SGX-listed Companies Score High in Corporate Governance Study.



    Regulation Asia, 3 August 2023

    A recent study assessed the corporate governance practices of Singapore-listed companies, covering board responsibilities, rights of shareholders, engagement of stakeholders, accountability and audit, and disclosure and transparency.


    Companies listed on the SGX (Singapore Exchange) have shown notable progress in their corporate governance and financial transparency, according to the recently launched 2023 Singapore Governance and Transparency Index (SGTI).

    The annual study is jointly conducted by CPA Australia, the National University of Singapore Business School’s Centre for Governance and Sustainability and the Singapore Institute of Directors.

    The SGTI serves as an important barometer of the Singapore capital market. Its individual and collective scores offer insights on the corporate governance practices of Singapore-listed companies.

    Companies were assessed on board responsibilities, rights of shareholders, engagement of stakeholders, accountability and audit, and disclosure and transparency.

    This year, the index evaluated a total of 474 listed companies as well as 43 real estate investment trusts (REITs) and business trusts based on their annual reports which were released by 31 May.

    During the launch of the Singapore Governance and Transparency Index 2023 at the Singapore Governance and Transparency Forum yesterday (2 August), SGX RegCo CEO Tan Boon Gin said that his organisation has implemented rules “designed to ensure that the companies that do list are companies that people would want to invest in”. These include requirements on profitability and market capitalisation, as well as other rules designed to ensure good governance and internal controls.

    In his speech, he noted that SGX has worked with the Association of Banks in Singapore to raise due diligence standards for companies planning to list on the exchange.

    “We are also doing more behind the scenes to actively engage our companies on our expectations, and how they can make appropriate and timely disclosures,” said Tan.

    According to him, an attractive capital market isn’t just about the exchange. The individual companies and their branding are just as important if not more important.

    “In today’s uncertain and challenging world, the link between governance and branding is stronger than ever,” he stressed.

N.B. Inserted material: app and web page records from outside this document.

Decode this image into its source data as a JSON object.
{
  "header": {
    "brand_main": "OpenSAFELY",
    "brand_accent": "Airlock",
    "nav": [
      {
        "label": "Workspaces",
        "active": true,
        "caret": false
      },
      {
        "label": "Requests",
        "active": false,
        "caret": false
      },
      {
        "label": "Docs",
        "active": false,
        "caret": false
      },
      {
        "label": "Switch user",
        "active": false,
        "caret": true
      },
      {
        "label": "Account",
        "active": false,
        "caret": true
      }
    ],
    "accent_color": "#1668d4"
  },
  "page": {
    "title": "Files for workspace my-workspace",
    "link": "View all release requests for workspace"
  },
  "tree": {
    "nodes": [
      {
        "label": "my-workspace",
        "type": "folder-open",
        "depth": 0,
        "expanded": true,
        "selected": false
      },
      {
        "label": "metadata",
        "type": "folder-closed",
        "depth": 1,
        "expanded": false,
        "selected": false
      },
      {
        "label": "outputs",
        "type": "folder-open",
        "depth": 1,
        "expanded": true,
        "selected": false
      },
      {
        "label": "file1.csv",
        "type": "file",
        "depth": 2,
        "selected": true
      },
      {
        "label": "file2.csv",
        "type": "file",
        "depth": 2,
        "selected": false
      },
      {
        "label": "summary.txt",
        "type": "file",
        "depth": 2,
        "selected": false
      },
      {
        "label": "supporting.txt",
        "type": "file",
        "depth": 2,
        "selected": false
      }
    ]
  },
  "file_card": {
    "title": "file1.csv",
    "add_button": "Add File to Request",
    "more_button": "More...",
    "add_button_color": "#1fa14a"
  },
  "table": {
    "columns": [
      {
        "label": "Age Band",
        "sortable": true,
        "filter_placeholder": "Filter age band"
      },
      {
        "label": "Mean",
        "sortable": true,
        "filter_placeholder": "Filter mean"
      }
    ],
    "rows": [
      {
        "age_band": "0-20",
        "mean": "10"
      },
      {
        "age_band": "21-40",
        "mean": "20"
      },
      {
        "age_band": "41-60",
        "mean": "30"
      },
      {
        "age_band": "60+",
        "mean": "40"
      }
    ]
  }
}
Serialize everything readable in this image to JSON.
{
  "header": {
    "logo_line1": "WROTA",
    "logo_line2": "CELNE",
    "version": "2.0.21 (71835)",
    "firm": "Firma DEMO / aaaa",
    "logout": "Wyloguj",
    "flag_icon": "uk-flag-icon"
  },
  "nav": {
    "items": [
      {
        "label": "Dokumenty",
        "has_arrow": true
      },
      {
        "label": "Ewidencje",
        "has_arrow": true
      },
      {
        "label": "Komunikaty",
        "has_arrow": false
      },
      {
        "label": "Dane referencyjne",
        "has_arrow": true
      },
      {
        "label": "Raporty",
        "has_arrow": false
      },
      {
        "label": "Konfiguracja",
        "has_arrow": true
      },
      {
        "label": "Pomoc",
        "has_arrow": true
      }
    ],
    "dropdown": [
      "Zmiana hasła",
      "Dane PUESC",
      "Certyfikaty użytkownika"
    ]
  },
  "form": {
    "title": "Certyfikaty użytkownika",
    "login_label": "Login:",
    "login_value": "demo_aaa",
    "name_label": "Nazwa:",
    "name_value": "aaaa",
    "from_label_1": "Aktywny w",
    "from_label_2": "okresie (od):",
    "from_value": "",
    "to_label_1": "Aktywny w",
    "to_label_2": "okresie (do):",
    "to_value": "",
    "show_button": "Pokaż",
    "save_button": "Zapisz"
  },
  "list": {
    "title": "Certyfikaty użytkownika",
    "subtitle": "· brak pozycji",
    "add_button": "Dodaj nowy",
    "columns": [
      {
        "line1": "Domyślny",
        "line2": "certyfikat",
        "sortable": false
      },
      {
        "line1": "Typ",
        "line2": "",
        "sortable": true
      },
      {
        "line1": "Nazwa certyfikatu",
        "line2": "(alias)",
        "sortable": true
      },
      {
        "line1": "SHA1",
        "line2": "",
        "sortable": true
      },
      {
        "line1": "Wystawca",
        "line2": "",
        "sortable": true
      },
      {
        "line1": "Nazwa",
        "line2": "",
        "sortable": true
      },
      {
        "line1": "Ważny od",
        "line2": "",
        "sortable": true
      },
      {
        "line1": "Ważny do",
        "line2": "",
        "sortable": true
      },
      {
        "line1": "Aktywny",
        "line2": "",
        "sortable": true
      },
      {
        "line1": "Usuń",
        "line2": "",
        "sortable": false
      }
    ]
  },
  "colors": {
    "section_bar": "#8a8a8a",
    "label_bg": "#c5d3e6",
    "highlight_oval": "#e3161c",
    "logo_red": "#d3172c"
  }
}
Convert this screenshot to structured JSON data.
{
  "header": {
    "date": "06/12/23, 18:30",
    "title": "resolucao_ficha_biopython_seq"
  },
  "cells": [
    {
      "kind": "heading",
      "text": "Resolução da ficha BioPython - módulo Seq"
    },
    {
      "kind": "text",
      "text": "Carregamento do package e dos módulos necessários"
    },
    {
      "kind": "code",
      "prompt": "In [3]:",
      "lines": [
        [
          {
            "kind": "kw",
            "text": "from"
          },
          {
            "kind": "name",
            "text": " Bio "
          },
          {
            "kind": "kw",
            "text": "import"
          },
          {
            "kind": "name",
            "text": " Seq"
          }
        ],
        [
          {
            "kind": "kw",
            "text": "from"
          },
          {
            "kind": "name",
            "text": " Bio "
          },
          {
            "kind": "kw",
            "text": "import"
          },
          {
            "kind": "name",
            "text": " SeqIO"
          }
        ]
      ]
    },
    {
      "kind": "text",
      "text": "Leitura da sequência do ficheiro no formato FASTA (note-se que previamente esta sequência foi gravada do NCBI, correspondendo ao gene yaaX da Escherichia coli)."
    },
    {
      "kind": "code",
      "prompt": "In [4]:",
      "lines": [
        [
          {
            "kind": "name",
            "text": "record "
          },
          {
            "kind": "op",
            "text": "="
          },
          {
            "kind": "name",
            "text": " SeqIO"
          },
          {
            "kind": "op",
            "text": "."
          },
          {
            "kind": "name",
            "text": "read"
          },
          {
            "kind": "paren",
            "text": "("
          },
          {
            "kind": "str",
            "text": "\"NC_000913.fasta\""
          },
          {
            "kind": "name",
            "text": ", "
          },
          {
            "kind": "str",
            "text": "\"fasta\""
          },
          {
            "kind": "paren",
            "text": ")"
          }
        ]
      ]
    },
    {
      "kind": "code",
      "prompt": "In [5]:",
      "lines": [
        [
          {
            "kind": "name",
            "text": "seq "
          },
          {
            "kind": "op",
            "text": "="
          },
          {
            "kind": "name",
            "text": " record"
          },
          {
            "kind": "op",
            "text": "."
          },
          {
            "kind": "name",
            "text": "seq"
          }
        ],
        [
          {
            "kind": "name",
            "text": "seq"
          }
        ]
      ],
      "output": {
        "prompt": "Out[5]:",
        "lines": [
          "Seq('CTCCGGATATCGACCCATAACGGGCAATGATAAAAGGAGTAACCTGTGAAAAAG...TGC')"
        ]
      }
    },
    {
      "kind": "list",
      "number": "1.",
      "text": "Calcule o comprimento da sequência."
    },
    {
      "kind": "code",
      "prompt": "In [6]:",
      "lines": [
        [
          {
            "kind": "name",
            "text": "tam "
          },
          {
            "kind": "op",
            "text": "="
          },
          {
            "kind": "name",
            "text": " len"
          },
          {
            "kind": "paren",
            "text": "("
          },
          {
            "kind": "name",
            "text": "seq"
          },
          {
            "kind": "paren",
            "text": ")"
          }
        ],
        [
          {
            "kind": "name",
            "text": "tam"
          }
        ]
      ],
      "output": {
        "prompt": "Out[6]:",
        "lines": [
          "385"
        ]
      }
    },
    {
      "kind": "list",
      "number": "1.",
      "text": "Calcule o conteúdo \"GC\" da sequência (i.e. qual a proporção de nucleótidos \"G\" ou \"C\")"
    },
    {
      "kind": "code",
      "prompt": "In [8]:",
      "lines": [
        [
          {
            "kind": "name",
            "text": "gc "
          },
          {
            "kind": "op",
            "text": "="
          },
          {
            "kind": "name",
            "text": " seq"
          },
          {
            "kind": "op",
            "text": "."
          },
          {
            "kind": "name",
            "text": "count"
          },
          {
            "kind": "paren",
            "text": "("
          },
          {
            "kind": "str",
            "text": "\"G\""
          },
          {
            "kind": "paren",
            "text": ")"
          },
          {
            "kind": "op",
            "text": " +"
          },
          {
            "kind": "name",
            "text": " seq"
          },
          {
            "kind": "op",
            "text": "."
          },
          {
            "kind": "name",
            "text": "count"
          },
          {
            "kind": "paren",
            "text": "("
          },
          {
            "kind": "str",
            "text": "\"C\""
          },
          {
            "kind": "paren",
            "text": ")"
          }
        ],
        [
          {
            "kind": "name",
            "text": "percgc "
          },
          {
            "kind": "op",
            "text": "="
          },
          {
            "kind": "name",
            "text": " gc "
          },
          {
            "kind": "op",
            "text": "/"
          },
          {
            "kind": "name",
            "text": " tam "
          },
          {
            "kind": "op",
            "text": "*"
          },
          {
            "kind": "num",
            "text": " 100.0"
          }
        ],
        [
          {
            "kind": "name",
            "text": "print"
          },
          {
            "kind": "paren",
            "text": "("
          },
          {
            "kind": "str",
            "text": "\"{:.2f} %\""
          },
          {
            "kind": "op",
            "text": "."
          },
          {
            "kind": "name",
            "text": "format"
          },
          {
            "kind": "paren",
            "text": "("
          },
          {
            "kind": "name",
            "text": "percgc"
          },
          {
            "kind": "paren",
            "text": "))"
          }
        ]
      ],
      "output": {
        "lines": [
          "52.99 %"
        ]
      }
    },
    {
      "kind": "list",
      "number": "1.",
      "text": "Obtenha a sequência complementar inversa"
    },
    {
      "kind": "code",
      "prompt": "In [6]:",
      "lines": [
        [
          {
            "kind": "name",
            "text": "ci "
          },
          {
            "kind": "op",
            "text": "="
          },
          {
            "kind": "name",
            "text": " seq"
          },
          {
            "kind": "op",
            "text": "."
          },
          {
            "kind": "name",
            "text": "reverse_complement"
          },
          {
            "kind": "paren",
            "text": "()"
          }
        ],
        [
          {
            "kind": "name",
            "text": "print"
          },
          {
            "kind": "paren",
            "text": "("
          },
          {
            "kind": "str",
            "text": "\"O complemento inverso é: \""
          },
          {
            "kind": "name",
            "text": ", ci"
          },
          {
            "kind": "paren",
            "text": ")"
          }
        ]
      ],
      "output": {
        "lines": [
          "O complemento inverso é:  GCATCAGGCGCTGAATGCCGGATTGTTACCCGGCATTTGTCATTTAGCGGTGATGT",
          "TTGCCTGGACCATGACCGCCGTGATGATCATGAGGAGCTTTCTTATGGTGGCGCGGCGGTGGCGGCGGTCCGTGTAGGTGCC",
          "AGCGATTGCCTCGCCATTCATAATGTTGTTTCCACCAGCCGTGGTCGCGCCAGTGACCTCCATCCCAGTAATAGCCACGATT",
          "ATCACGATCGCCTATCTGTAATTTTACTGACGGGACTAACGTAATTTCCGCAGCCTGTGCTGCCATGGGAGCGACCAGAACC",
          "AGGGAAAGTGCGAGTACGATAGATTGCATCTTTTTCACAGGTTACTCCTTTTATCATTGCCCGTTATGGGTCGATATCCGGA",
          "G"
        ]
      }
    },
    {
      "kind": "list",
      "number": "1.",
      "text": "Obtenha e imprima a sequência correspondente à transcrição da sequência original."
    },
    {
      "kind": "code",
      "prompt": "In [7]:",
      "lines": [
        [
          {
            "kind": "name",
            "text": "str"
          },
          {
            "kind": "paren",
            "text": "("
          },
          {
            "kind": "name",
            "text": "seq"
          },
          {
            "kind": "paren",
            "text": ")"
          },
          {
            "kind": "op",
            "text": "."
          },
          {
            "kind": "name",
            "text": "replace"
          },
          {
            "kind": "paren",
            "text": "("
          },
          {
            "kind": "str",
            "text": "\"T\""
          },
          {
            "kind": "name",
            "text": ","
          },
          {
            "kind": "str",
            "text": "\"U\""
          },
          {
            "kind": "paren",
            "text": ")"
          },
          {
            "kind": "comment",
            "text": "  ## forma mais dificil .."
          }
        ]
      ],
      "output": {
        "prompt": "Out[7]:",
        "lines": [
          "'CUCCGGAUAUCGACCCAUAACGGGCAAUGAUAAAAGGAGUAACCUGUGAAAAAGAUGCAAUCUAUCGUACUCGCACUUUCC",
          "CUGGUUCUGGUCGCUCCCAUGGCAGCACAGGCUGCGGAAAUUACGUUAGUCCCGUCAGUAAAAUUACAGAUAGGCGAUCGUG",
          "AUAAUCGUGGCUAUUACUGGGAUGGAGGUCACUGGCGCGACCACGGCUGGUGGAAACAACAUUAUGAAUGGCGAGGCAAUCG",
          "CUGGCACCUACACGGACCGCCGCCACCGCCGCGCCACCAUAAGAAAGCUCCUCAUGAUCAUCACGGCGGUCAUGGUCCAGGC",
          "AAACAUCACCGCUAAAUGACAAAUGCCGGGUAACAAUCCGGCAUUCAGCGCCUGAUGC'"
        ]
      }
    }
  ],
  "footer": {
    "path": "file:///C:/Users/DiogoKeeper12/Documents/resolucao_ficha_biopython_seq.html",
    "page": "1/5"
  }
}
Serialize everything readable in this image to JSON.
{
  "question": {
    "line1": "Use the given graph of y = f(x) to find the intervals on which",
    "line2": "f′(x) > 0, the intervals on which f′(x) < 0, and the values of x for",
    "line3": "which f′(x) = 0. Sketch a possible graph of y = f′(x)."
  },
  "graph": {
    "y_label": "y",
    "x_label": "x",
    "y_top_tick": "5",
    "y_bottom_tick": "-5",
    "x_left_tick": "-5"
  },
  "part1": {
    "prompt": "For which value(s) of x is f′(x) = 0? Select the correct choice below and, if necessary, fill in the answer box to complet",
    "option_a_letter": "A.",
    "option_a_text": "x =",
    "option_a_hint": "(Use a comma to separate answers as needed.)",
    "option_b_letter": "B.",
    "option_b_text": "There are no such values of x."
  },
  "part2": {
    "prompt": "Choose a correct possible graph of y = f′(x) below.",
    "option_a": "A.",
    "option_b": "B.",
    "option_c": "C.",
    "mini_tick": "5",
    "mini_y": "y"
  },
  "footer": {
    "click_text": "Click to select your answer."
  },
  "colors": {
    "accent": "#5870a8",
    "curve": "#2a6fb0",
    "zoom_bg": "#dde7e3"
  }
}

    Improved SGTI scores


    The SGTI scores in the general category and the REITs and business trust category saw significant improvements. Scores in the general category rose by 4.2 points year-on-year to reach 74.8 points, representing the largest jump since 2020. Meanwhile, the REITs and business trusts category saw a noteworthy growth of 4.0 points year-on-year, reaching a score of 89.3 points.

    Within the general category, Singaporean telecommunications conglomerate Singtel secured the top position while banking and financial services group DBS and airport service company SATS came in tied for second place. Meanwhile, the other two Singaporean banks remained in the top 10. UOB maintained its fourth position and OCBC dropped one spot from seventh to eighth.

    The index revealed that the disclosure of stakeholder engagement practices saw the most significant improvement, with mean scores rising by nine percentage points to reach 70 percent.

    SGX believes the number of disclosure-related queries will decline further as companies become more adept at producing clear, current and comprehensive disclosures, noted Tan.

    “The result will be that the market will function more smoothly, queries from the regulator will become fewer and disclosures will become higher quality,” said Tan, adding this is a work in progress.

    In the past year, the SGX has already seen an encouraging decrease in the number of queries that they have had to pose to its listed companies.

    The SGTI also highlighted efforts made by REITs and business trusts to improve their governance practices. Firstly, the practice of linking remuneration to directors’ performance increased from 77 per cent to 93 per cent.

    Additionally, appointing new directors with relevant skills and experience rose from 61 per cent to 77 per cent, and having the board oversee the implementation of corporate strategy increased from 59 per cent to 81 per cent.